However, Nick Hakes, senior class vice president, said he feels safe at Hudson High School.

"I know the teachers here are like my second family," Hakes said. He added that many safety measures, such as barricades and ladders to descend from the second floor, are in place.

Zack Carson, junior secretary, said at the meeting that school safety and current events are discussed in the classroom. Senior Anna Berger added that her teachers talked about what happened at Parkland and went over the school's safety plans to "make sure we were all on same page regarding safety."

Superintendent Phillip Herman said during the Board meeting that the district plans to form a Parent and Staff Safety Advisory committee, which will be made up of parents, staff, Board representatives, and administrators. This board would investigate safety plans and improvements for the district.

"We hold the safety of our students as our top priority," Herman said.

Straight Talk about School Safety

The district's forum on school safety, "Straight Talk about School Safety," will be in the high school media center starting at 7 p.m. March 14.

"This forum will provide the opportunity to share some of the existing safety practices within the Hudson City Schools and continue to maintain communications with our community about school safety," Herman stated in a message to parents on the district website. "The forum will be built around your concerns and topics you would like to have addressed."

Those wishing to participate in the forum are encouraged to fill out a short survey, which can be found on the district's website at Responses are requested by March 9. Questions on the form include "what are your most critical concerns" and "what topics would you like addressed."

"Following the Sandy Hook tragedy in 2012, Hudson School District hosted a community forum because it was important for us to share information about our safety plans and to hear from our community, parents, staff, and students," Herman said. "That forum lead to many of the safety improvements that have been implemented over the past five years. With the help of our parents, we are confident that the forum on March 14 will lead to meaningful conversation and action that will result in an even stronger safety plan for our students and staff."

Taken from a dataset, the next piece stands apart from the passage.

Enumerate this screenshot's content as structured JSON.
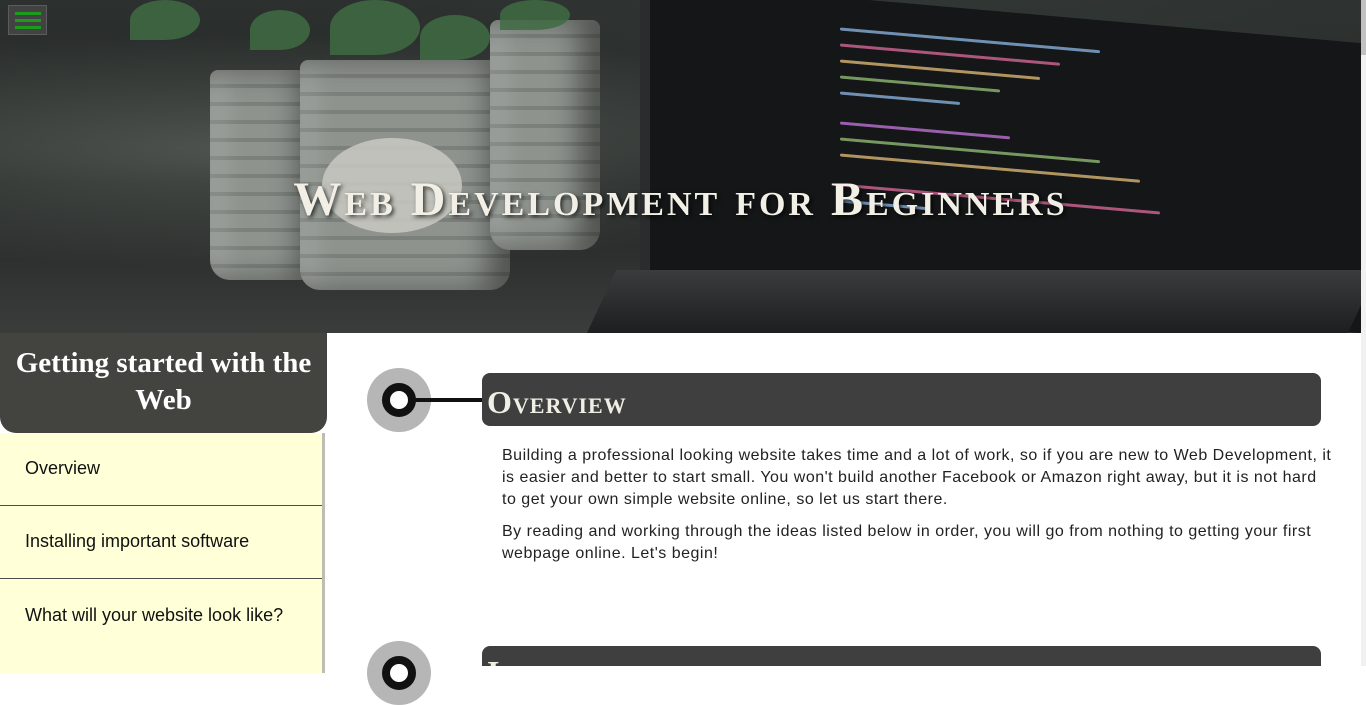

Reporter April Helms can be reached at 330-541-9423,, or ??@AprilKHelms_RPC??